        • I think Project Managers monitor their JIRA boards to get project updates. It helps if the PM was an engineer.

          In cross-functional teams, project managers head the meeting and usually look at the JIRA boards to discuss issues.

      • there is no PM in agile

        you have POs SMs and a governance and ops team that manage stakeholders and finance

    • Haha agree!

      No idea what I would use it at home for. Maybe I can assign some cards to my wife to make me a sandwich.

  • What's wan't?

  • I myself prefer physical agile board but when you are working in a distributed team then digital boards are a must. Trello is too lightweight for what we do and JIRA OOTB is too complex but once you figure your way out of the complexity it can be a pretty good tool and feel it is quite cheap even at regular price.

    • Yep… BTW Trello is also owned by Atlassian now. So you can thank Atlassian for that tool too.

    • Physical boards are good cause the reinforce the principles of the Agile Manifesto. People and discussion over tools and processes.

  • I am not receiving any email for the signup.

  • I really don't understand when people say JIRA is complicated. Seriously??
    This is one of the simplest processes.

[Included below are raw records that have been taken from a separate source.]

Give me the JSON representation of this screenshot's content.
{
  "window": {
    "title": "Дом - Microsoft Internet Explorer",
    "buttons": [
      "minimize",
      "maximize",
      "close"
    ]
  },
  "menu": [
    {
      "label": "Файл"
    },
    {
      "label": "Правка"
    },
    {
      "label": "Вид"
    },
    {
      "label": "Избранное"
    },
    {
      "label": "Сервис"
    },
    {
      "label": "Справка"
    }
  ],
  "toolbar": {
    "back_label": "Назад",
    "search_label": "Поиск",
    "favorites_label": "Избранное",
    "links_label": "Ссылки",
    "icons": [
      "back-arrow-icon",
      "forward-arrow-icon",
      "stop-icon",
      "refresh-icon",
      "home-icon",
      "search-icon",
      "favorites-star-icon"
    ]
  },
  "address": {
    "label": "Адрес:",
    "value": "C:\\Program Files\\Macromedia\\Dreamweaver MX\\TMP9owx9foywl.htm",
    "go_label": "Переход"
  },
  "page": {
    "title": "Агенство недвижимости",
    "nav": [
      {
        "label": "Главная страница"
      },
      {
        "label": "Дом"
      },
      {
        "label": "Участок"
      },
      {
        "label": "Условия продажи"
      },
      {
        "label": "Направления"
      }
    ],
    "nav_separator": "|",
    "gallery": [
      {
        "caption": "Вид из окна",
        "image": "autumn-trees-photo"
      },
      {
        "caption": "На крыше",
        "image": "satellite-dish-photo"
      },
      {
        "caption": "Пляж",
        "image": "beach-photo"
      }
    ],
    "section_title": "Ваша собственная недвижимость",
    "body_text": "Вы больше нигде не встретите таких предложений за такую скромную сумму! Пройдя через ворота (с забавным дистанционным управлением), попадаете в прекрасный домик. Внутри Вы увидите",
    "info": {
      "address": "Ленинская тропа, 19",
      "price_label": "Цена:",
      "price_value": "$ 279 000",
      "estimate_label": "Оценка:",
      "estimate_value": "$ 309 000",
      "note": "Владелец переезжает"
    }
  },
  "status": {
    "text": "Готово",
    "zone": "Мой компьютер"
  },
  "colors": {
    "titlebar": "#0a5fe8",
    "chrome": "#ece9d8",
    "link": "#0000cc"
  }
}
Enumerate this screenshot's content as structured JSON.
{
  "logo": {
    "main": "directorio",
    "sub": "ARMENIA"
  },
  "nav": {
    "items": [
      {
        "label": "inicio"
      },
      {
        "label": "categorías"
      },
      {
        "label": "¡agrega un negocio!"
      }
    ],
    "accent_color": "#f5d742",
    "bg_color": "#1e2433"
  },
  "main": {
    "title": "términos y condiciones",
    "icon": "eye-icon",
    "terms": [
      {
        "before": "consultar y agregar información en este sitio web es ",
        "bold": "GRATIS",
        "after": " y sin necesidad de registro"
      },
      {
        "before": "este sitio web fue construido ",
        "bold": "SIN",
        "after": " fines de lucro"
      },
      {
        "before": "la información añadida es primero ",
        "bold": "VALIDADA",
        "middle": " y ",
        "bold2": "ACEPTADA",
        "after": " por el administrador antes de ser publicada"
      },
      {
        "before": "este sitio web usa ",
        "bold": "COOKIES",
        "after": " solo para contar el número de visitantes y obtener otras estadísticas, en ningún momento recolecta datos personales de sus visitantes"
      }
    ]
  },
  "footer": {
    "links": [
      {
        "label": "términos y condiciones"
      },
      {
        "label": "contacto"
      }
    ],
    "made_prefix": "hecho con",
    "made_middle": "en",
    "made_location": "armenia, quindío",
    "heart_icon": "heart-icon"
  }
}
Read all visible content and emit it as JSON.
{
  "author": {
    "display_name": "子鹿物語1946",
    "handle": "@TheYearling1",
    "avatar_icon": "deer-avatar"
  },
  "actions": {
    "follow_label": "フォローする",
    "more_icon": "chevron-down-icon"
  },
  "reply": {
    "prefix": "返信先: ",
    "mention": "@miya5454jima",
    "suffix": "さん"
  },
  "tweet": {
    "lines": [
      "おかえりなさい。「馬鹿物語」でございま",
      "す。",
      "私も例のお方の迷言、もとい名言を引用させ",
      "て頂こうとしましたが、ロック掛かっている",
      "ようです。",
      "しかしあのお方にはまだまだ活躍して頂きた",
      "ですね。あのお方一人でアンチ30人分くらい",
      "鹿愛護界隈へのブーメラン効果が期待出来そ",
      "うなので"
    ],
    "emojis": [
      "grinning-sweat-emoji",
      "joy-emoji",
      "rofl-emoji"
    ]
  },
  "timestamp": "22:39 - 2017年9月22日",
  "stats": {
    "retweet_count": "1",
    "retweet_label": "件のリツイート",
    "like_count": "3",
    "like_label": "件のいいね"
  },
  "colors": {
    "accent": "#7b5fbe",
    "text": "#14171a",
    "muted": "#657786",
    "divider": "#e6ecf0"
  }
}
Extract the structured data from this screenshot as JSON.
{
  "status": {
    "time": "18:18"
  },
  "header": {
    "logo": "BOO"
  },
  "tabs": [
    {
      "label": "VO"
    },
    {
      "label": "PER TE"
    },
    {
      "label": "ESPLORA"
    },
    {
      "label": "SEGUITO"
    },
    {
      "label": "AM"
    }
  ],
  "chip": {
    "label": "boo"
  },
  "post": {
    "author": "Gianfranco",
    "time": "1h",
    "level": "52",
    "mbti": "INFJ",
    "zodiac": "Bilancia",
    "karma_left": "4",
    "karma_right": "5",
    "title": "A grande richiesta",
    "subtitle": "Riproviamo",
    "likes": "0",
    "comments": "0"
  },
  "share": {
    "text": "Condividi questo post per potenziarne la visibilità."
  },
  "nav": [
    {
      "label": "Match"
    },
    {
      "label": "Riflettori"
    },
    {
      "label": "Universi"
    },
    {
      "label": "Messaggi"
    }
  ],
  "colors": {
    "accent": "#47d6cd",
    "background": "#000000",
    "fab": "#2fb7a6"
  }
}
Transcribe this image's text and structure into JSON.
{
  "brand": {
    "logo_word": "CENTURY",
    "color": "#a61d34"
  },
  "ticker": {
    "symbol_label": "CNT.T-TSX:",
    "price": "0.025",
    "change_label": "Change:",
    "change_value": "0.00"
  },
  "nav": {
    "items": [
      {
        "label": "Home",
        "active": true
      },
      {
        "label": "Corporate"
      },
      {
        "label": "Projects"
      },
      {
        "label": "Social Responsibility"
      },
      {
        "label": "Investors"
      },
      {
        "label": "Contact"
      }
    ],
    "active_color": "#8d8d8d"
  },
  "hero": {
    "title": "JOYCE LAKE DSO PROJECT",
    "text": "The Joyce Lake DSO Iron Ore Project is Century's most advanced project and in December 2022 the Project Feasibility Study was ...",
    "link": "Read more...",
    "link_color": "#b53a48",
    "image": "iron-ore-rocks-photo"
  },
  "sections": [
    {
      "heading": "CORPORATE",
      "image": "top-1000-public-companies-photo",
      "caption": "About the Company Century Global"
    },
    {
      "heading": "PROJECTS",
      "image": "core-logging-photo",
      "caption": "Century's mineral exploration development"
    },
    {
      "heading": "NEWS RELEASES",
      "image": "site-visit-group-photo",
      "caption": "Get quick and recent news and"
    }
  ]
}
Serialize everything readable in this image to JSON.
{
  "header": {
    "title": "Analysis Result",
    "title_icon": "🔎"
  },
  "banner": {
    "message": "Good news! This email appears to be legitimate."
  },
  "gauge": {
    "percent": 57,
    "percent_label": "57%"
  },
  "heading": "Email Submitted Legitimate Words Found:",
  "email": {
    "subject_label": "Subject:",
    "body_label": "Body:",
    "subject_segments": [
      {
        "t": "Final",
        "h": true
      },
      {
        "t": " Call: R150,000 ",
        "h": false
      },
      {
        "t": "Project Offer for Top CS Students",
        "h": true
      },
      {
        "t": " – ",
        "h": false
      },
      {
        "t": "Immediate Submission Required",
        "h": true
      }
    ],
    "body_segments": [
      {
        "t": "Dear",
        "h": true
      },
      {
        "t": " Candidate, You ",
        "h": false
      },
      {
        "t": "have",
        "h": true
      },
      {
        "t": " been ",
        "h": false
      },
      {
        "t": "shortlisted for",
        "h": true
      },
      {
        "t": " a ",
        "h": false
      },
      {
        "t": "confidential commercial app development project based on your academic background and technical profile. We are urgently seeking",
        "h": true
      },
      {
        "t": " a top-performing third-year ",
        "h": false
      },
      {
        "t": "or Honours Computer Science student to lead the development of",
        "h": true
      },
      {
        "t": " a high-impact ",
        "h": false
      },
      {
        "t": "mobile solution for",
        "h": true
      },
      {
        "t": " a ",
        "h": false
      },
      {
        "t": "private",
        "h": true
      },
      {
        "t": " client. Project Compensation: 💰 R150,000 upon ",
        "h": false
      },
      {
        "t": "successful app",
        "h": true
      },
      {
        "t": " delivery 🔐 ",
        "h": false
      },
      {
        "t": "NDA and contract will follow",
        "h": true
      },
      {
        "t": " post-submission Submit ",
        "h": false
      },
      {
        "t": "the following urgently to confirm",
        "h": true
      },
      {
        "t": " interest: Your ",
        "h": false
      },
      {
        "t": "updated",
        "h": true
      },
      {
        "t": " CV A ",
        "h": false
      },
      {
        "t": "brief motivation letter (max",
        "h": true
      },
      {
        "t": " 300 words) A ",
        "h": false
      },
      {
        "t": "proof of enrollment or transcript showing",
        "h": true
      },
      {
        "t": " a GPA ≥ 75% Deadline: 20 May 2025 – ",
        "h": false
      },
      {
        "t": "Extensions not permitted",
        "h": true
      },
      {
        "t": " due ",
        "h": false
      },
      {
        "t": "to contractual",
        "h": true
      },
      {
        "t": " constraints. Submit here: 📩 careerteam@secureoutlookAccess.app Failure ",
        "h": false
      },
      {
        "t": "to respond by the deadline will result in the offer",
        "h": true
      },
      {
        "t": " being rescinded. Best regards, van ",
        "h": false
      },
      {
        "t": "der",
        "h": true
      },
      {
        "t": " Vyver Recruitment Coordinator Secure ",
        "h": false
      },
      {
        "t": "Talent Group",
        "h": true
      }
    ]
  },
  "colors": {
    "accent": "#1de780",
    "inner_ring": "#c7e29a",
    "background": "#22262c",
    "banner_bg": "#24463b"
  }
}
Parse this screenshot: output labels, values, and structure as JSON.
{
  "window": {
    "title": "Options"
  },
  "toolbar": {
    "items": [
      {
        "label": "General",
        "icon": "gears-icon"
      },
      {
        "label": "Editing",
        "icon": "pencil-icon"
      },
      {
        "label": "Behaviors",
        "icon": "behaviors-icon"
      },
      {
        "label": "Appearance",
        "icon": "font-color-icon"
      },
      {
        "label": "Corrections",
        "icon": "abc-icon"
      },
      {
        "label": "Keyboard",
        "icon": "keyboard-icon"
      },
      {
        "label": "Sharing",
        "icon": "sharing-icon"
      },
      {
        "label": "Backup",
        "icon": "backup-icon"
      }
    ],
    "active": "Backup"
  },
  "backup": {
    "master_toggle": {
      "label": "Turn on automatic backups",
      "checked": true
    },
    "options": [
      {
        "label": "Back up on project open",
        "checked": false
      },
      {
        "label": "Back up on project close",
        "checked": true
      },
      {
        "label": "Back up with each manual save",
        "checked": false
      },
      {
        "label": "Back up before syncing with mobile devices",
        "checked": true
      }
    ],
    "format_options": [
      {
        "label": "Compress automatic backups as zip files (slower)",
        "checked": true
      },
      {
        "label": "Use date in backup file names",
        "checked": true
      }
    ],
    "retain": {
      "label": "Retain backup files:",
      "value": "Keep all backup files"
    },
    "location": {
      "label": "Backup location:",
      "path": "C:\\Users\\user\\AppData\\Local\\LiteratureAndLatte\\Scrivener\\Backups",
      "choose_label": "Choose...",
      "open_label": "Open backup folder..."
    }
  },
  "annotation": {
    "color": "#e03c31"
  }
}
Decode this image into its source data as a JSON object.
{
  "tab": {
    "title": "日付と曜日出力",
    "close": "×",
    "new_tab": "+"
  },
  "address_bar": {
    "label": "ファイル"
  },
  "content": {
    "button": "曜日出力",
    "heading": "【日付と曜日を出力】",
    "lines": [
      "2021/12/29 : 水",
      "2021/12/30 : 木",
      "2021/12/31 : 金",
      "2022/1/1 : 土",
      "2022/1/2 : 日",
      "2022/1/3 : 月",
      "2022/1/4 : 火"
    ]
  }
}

You can get as simple as you want or do however you want to configure it.
    I think people are just lazy or don't want to document what they do in a day.

    • don’t need documentation for “minimal viable product” just an “intuitiveapp”.

    • If youve seen how corporates enforce their JIRA boards with multiple state columns, stage gates and an crap load of mandatory customised fields you'll understand why this perception exists.

      • i have seen one with 12 status columns! but don't blame JIRA for that, whats wrong is people not learning what it means to be agile and missing the point of visual task management and flow.

      • I agree, for all my projects we always start with 3 columns on a Kanban board. TO DO, IN PROGRESS and DONE. We only add more once we achieve a good operating rhythm and only if all team members are onboard with more columns. Same goes with the decision to switch to a Scrum board and start time boxing. It's much better to focus on the work first rather than the process!